§ **Input**
....................
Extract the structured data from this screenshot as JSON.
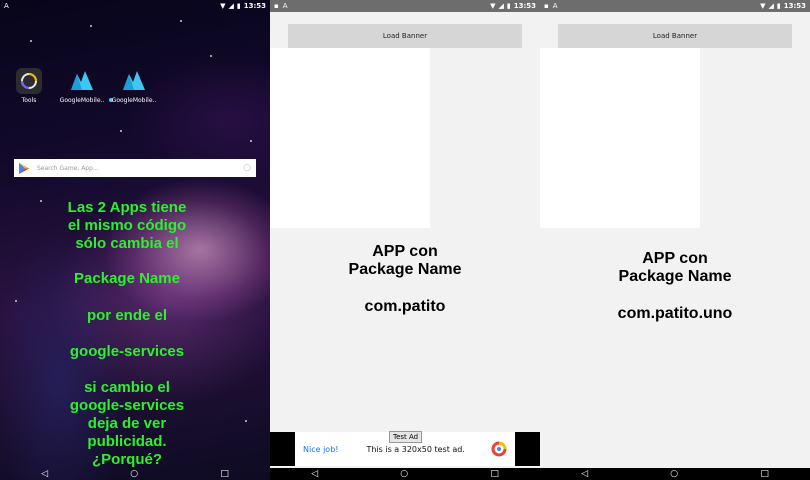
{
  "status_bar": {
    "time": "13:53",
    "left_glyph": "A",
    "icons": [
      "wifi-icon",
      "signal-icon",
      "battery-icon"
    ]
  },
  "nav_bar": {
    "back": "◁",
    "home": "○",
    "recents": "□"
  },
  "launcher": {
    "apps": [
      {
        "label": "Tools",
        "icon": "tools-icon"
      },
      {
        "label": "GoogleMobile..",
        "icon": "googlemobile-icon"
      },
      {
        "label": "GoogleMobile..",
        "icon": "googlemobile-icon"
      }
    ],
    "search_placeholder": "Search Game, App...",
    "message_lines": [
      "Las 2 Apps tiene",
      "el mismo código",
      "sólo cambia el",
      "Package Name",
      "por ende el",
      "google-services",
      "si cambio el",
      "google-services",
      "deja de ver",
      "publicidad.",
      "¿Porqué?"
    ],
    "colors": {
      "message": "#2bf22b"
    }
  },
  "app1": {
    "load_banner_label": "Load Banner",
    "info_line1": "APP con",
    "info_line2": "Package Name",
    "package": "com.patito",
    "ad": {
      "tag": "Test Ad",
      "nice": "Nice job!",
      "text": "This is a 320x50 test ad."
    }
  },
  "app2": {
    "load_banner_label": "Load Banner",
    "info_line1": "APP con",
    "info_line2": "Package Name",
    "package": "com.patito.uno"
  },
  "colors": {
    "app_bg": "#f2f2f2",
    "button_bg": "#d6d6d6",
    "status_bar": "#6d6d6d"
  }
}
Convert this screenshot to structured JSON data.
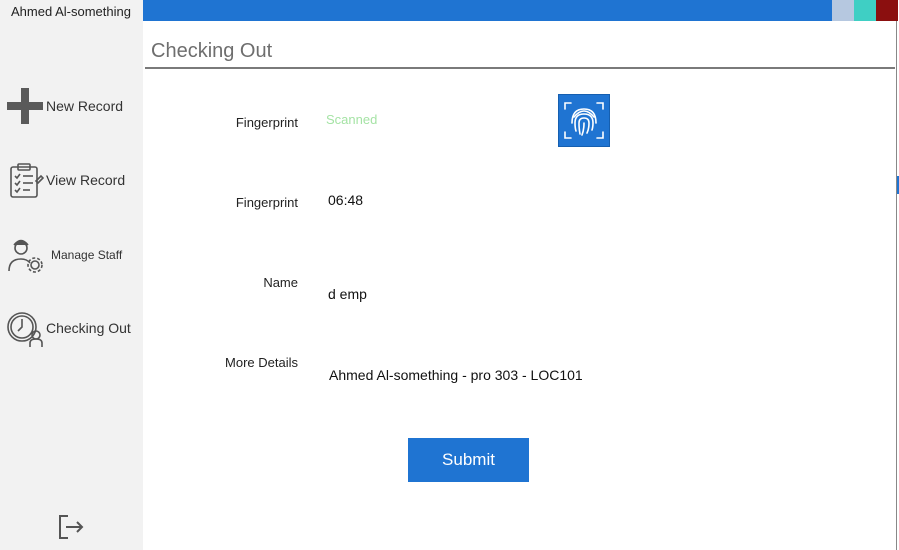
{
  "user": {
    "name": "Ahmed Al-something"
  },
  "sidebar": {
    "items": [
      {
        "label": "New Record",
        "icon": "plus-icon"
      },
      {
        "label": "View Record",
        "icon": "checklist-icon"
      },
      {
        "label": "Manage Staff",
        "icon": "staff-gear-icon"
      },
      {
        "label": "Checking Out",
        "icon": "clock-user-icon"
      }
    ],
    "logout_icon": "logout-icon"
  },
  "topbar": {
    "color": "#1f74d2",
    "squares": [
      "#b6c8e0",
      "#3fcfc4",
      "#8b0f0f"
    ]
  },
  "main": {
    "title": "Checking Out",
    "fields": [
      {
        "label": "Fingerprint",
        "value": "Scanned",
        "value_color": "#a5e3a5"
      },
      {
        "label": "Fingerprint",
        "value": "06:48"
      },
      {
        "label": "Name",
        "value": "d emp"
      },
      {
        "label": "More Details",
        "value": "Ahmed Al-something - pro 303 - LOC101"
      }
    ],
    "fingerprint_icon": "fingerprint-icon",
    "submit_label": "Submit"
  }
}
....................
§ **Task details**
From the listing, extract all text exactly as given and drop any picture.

§ **The answer**
Extract the structured data from this screenshot as JSON.
{
  "status_bar": {
    "time": "13:53",
    "left_glyph": "A",
    "icons": [
      "wifi-icon",
      "signal-icon",
      "battery-icon"
    ]
  },
  "nav_bar": {
    "back": "◁",
    "home": "○",
    "recents": "□"
  },
  "launcher": {
    "apps": [
      {
        "label": "Tools",
        "icon": "tools-icon"
      },
      {
        "label": "GoogleMobile..",
        "icon": "googlemobile-icon"
      },
      {
        "label": "GoogleMobile..",
        "icon": "googlemobile-icon"
      }
    ],
    "search_placeholder": "Search Game, App...",
    "message_lines": [
      "Las 2 Apps tiene",
      "el mismo código",
      "sólo cambia el",
      "Package Name",
      "por ende el",
      "google-services",
      "si cambio el",
      "google-services",
      "deja de ver",
      "publicidad.",
      "¿Porqué?"
    ],
    "colors": {
      "message": "#2bf22b"
    }
  },
  "app1": {
    "load_banner_label": "Load Banner",
    "info_line1": "APP con",
    "info_line2": "Package Name",
    "package": "com.patito",
    "ad": {
      "tag": "Test Ad",
      "nice": "Nice job!",
      "text": "This is a 320x50 test ad."
    }
  },
  "app2": {
    "load_banner_label": "Load Banner",
    "info_line1": "APP con",
    "info_line2": "Package Name",
    "package": "com.patito.uno"
  },
  "colors": {
    "app_bg": "#f2f2f2",
    "button_bg": "#d6d6d6",
    "status_bar": "#6d6d6d"
  }
}
Convert this screenshot to structured JSON data.
{
  "user": {
    "name": "Ahmed Al-something"
  },
  "sidebar": {
    "items": [
      {
        "label": "New Record",
        "icon": "plus-icon"
      },
      {
        "label": "View Record",
        "icon": "checklist-icon"
      },
      {
        "label": "Manage Staff",
        "icon": "staff-gear-icon"
      },
      {
        "label": "Checking Out",
        "icon": "clock-user-icon"
      }
    ],
    "logout_icon": "logout-icon"
  },
  "topbar": {
    "color": "#1f74d2",
    "squares": [
      "#b6c8e0",
      "#3fcfc4",
      "#8b0f0f"
    ]
  },
  "main": {
    "title": "Checking Out",
    "fields": [
      {
        "label": "Fingerprint",
        "value": "Scanned",
        "value_color": "#a5e3a5"
      },
      {
        "label": "Fingerprint",
        "value": "06:48"
      },
      {
        "label": "Name",
        "value": "d emp"
      },
      {
        "label": "More Details",
        "value": "Ahmed Al-something - pro 303 - LOC101"
      }
    ],
    "fingerprint_icon": "fingerprint-icon",
    "submit_label": "Submit"
  }
}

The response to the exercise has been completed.